The real reason behind the stopping of a rolling ball is actually a small deformation that takes place at the point of contact. When ever a ball rolls, a small flattening happens. So it is better to say 'area' of contact rather than point of contact. The normal forces vary minutely over the area of contact. The part of the area in the direction of motion experiences more normal force in comparison to the area behind it. This happens because the ball actually pushes the floor a little bit in the forward direction. Now, the net force of this normal forces slightly deviates from the centre of rotation of the ball resulting in a torque against the rotation and thus gradual slowing. The reason is evident from the fact that a harder ball rolls longer than a softer ball of same weight and size. Hope you found it useful buddy..
First of all static friction need not be in the direction of the velocity. But more importantly, there is a separate kind of friction called as rolling friction that slows down rolling. It arises because in real life, app bodies are deformable. The bottom of a rolling object flattens due to the weights of the object, causing the object to experience friction.

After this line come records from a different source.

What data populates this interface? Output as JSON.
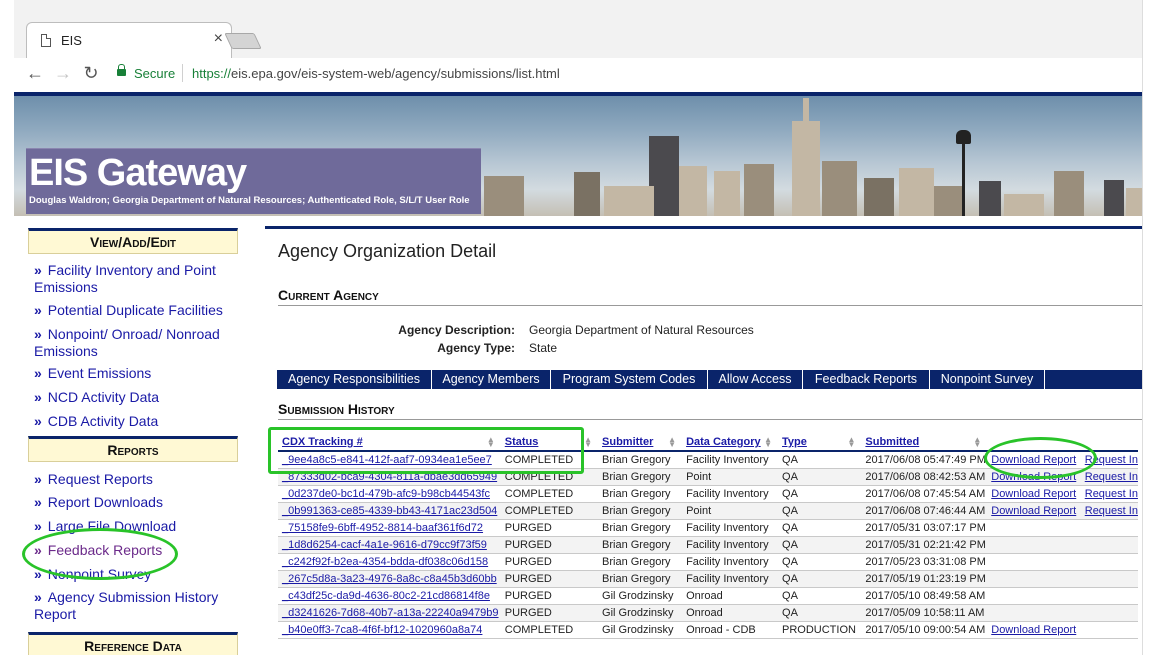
{
  "browser": {
    "tab_title": "EIS",
    "tab_close": "×",
    "secure_label": "Secure",
    "url_scheme": "https://",
    "url_rest": "eis.epa.gov/eis-system-web/agency/submissions/list.html",
    "back": "←",
    "forward": "→",
    "reload": "↻"
  },
  "banner": {
    "title": "EIS Gateway",
    "subtitle": "Douglas Waldron; Georgia Department of Natural Resources; Authenticated Role, S/L/T User Role"
  },
  "sidebar": {
    "view_head": "View/Add/Edit",
    "view_items": [
      {
        "label": "Facility Inventory and Point Emissions"
      },
      {
        "label": "Potential Duplicate Facilities"
      },
      {
        "label": "Nonpoint/ Onroad/ Nonroad Emissions"
      },
      {
        "label": "Event Emissions"
      },
      {
        "label": "NCD Activity Data"
      },
      {
        "label": "CDB Activity Data"
      }
    ],
    "reports_head": "Reports",
    "report_items": [
      {
        "label": "Request Reports"
      },
      {
        "label": "Report Downloads"
      },
      {
        "label": "Large File Download"
      },
      {
        "label": "Feedback Reports"
      },
      {
        "label": "Nonpoint Survey"
      },
      {
        "label": "Agency Submission History Report"
      }
    ],
    "bottom_head": "Reference Data",
    "bullet": "»"
  },
  "main": {
    "title": "Agency Organization Detail",
    "current_agency_head": "Current Agency",
    "agency_description_label": "Agency Description:",
    "agency_description": "Georgia Department of Natural Resources",
    "agency_type_label": "Agency Type:",
    "agency_type": "State",
    "tabs": [
      {
        "label": "Agency Responsibilities"
      },
      {
        "label": "Agency Members"
      },
      {
        "label": "Program System Codes"
      },
      {
        "label": "Allow Access"
      },
      {
        "label": "Feedback Reports"
      },
      {
        "label": "Nonpoint Survey"
      }
    ],
    "submission_head": "Submission History",
    "columns": [
      "CDX Tracking #",
      "Status",
      "Submitter",
      "Data Category",
      "Type",
      "Submitted",
      "",
      ""
    ],
    "rows": [
      [
        "_9ee4a8c5-e841-412f-aaf7-0934ea1e5ee7",
        "COMPLETED",
        "Brian Gregory",
        "Facility Inventory",
        "QA",
        "2017/06/08 05:47:49 PM",
        "Download Report",
        "Request In"
      ],
      [
        "_87333d02-bca9-4304-811a-dbae3dd65949",
        "COMPLETED",
        "Brian Gregory",
        "Point",
        "QA",
        "2017/06/08 08:42:53 AM",
        "Download Report",
        "Request In"
      ],
      [
        "_0d237de0-bc1d-479b-afc9-b98cb44543fc",
        "COMPLETED",
        "Brian Gregory",
        "Facility Inventory",
        "QA",
        "2017/06/08 07:45:54 AM",
        "Download Report",
        "Request In"
      ],
      [
        "_0b991363-ce85-4339-bb43-4171ac23d504",
        "COMPLETED",
        "Brian Gregory",
        "Point",
        "QA",
        "2017/06/08 07:46:44 AM",
        "Download Report",
        "Request In"
      ],
      [
        "_75158fe9-6bff-4952-8814-baaf361f6d72",
        "PURGED",
        "Brian Gregory",
        "Facility Inventory",
        "QA",
        "2017/05/31 03:07:17 PM",
        "",
        ""
      ],
      [
        "_1d8d6254-cacf-4a1e-9616-d79cc9f73f59",
        "PURGED",
        "Brian Gregory",
        "Facility Inventory",
        "QA",
        "2017/05/31 02:21:42 PM",
        "",
        ""
      ],
      [
        "_c242f92f-b2ea-4354-bdda-df038c06d158",
        "PURGED",
        "Brian Gregory",
        "Facility Inventory",
        "QA",
        "2017/05/23 03:31:08 PM",
        "",
        ""
      ],
      [
        "_267c5d8a-3a23-4976-8a8c-c8a45b3d60bb",
        "PURGED",
        "Brian Gregory",
        "Facility Inventory",
        "QA",
        "2017/05/19 01:23:19 PM",
        "",
        ""
      ],
      [
        "_c43df25c-da9d-4636-80c2-21cd86814f8e",
        "PURGED",
        "Gil Grodzinsky",
        "Onroad",
        "QA",
        "2017/05/10 08:49:58 AM",
        "",
        ""
      ],
      [
        "_d3241626-7d68-40b7-a13a-22240a9479b9",
        "PURGED",
        "Gil Grodzinsky",
        "Onroad",
        "QA",
        "2017/05/09 10:58:11 AM",
        "",
        ""
      ],
      [
        "_b40e0ff3-7ca8-4f6f-bf12-1020960a8a74",
        "COMPLETED",
        "Gil Grodzinsky",
        "Onroad - CDB",
        "PRODUCTION",
        "2017/05/10 09:00:54 AM",
        "Download Report",
        ""
      ]
    ]
  },
  "colors": {
    "navy": "#0a246a",
    "link": "#1a1aa6",
    "highlight_green": "#29c329",
    "sidebar_head_bg": "#fff9d4"
  }
}
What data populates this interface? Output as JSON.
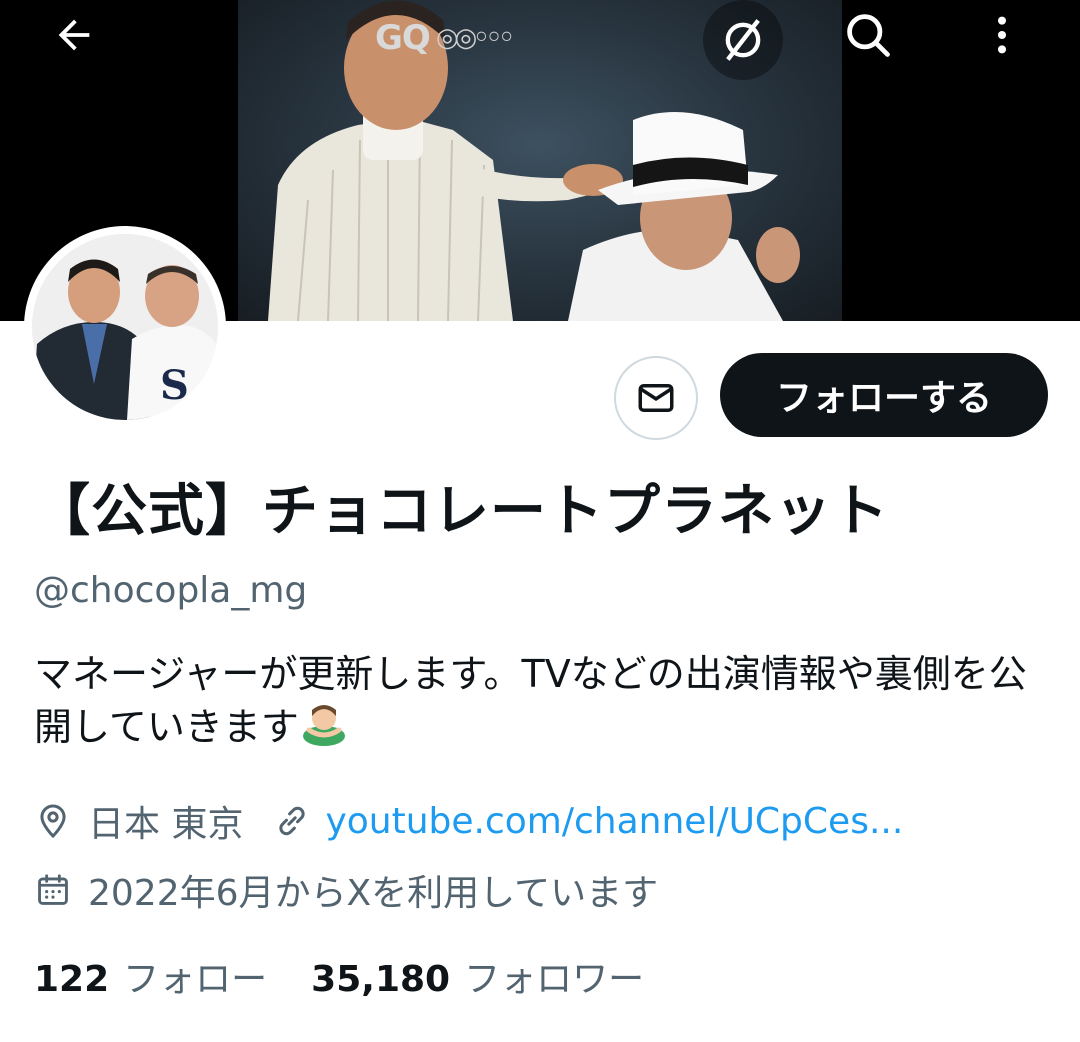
{
  "header": {
    "back_icon": "arrow-left-icon",
    "sound_icon": "sound-off-icon",
    "search_icon": "search-icon",
    "more_icon": "more-vertical-icon"
  },
  "banner": {
    "brand_text": "GQ",
    "description": "Two comedians in suits and a white hat posing against a dark backdrop"
  },
  "profile": {
    "display_name": "【公式】チョコレートプラネット",
    "handle": "@chocopla_mg",
    "bio": "マネージャーが更新します。TVなどの出演情報や裏側を公開していきます",
    "bio_emoji": "man-bowing-emoji",
    "location": "日本 東京",
    "website": "youtube.com/channel/UCpCes...",
    "joined": "2022年6月からXを利用しています",
    "following_count": "122",
    "following_label": "フォロー",
    "followers_count": "35,180",
    "followers_label": "フォロワー"
  },
  "actions": {
    "message_icon": "mail-icon",
    "follow_label": "フォローする"
  },
  "colors": {
    "text": "#0f1419",
    "secondary": "#536471",
    "link": "#1d9bf0",
    "button_dark": "#0f1419",
    "border": "#cfd9de"
  }
}
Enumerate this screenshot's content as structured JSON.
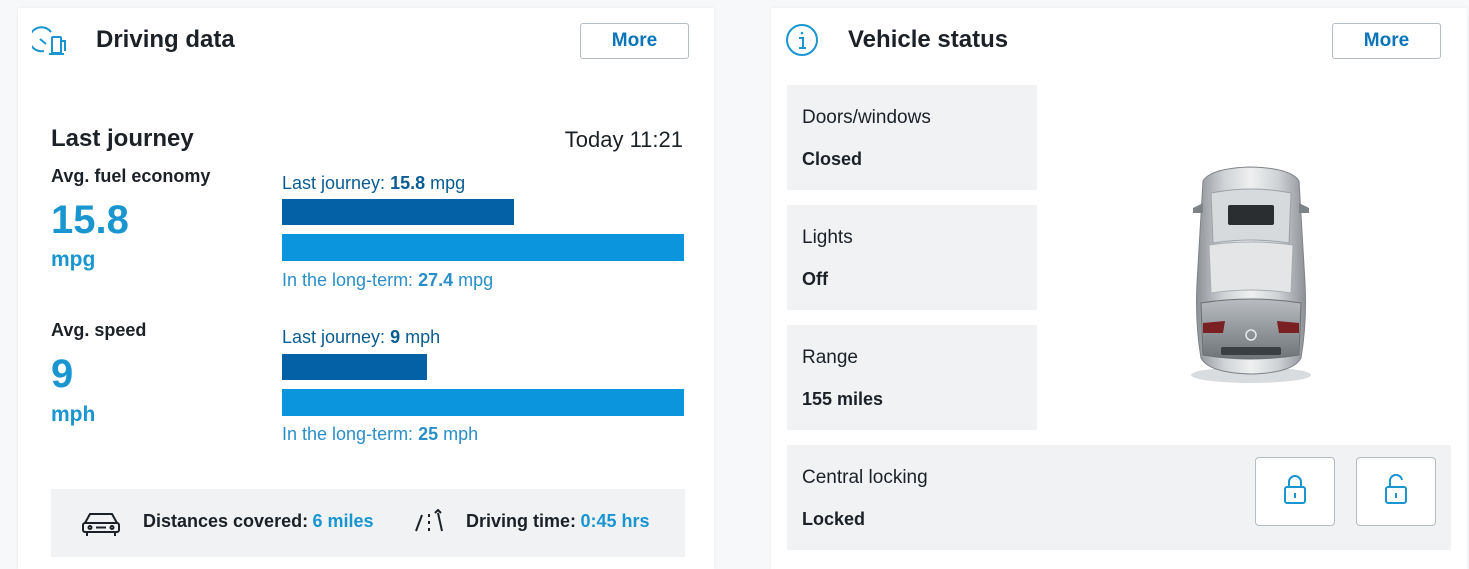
{
  "driving": {
    "title": "Driving data",
    "more_label": "More",
    "last_journey_title": "Last journey",
    "timestamp": "Today 11:21",
    "fuel": {
      "label": "Avg. fuel economy",
      "value": "15.8",
      "unit": "mpg",
      "last_label": "Last journey:",
      "last_value": "15.8",
      "last_unit": "mpg",
      "long_label": "In the long-term:",
      "long_value": "27.4",
      "long_unit": "mpg",
      "last_num": 15.8,
      "long_num": 27.4
    },
    "speed": {
      "label": "Avg. speed",
      "value": "9",
      "unit": "mph",
      "last_label": "Last journey:",
      "last_value": "9",
      "last_unit": "mph",
      "long_label": "In the long-term:",
      "long_value": "25",
      "long_unit": "mph",
      "last_num": 9,
      "long_num": 25
    },
    "footer": {
      "distance_label": "Distances covered:",
      "distance_value": "6 miles",
      "time_label": "Driving time:",
      "time_value": "0:45 hrs"
    },
    "icons": {
      "header": "fuel-gauge-icon",
      "distance": "car-icon",
      "time": "road-icon"
    }
  },
  "status": {
    "title": "Vehicle status",
    "more_label": "More",
    "tiles": [
      {
        "label": "Doors/windows",
        "value": "Closed"
      },
      {
        "label": "Lights",
        "value": "Off"
      },
      {
        "label": "Range",
        "value": "155 miles"
      }
    ],
    "locking": {
      "label": "Central locking",
      "value": "Locked"
    },
    "icons": {
      "header": "info-icon",
      "lock": "lock-closed-icon",
      "unlock": "lock-open-icon",
      "vehicle": "car-top-view-image"
    }
  },
  "colors": {
    "accent": "#1995d0",
    "bar_dark": "#0561a6",
    "bar_light": "#0a95dc",
    "tile_bg": "#f0f2f4"
  }
}
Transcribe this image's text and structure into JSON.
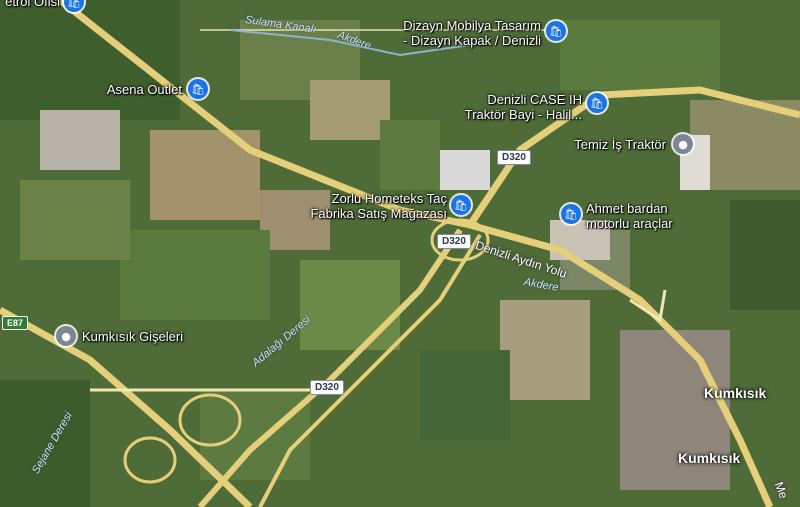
{
  "colors": {
    "shop_pin": "#1a73e8",
    "place_pin": "#7b8794",
    "highway": "#e6cf7a",
    "road": "#f3e7b0"
  },
  "pois": [
    {
      "label": "etrol Ofisi",
      "icon": "shopping-bag-icon",
      "kind": "shop"
    },
    {
      "label": "Dizayn Mobilya Tasarım\n- Dizayn Kapak / Denizli",
      "icon": "shopping-bag-icon",
      "kind": "shop"
    },
    {
      "label": "Asena Outlet",
      "icon": "shopping-bag-icon",
      "kind": "shop"
    },
    {
      "label": "Denizli CASE IH\nTraktör Bayi - Halil...",
      "icon": "shopping-bag-icon",
      "kind": "shop"
    },
    {
      "label": "Temiz İş Traktör",
      "icon": "location-pin-icon",
      "kind": "place"
    },
    {
      "label": "Zorlu Hometeks Taç\nFabrika Satış Mağazası",
      "icon": "shopping-bag-icon",
      "kind": "shop"
    },
    {
      "label": "Ahmet bardan\nmotorlu araçlar",
      "icon": "shopping-bag-icon",
      "kind": "shop"
    },
    {
      "label": "Kumkısık Gişeleri",
      "icon": "location-pin-icon",
      "kind": "place"
    }
  ],
  "roads": {
    "denizli_aydin": "Denizli Aydın Yolu",
    "shield_d320": "D320",
    "shield_e87": "E87",
    "shield_d320_east": "D320",
    "road_me": "Me"
  },
  "water": {
    "sulama": "Sulama Kanalı",
    "akdere_top": "Akdere",
    "akdere_mid": "Akdere",
    "adalagi": "Adalağı Deresi",
    "sejane": "Sejane Deresi"
  },
  "places": {
    "kumkisik_1": "Kumkısık",
    "kumkisik_2": "Kumkısık"
  }
}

Consider the lowermost point of a circular body. When it starts rolling, the lower most point of the body moves backwards and since friction is a force that opposes motion it starts acting the opposite direction of the moving point that is in the forward direction which is in turn also the direction of the motion of the whole body.
Now imagine you push the circular body forward so it starts rolling forward, which causes the lowermost point to move backward and since friction acts on it the body slows after some time.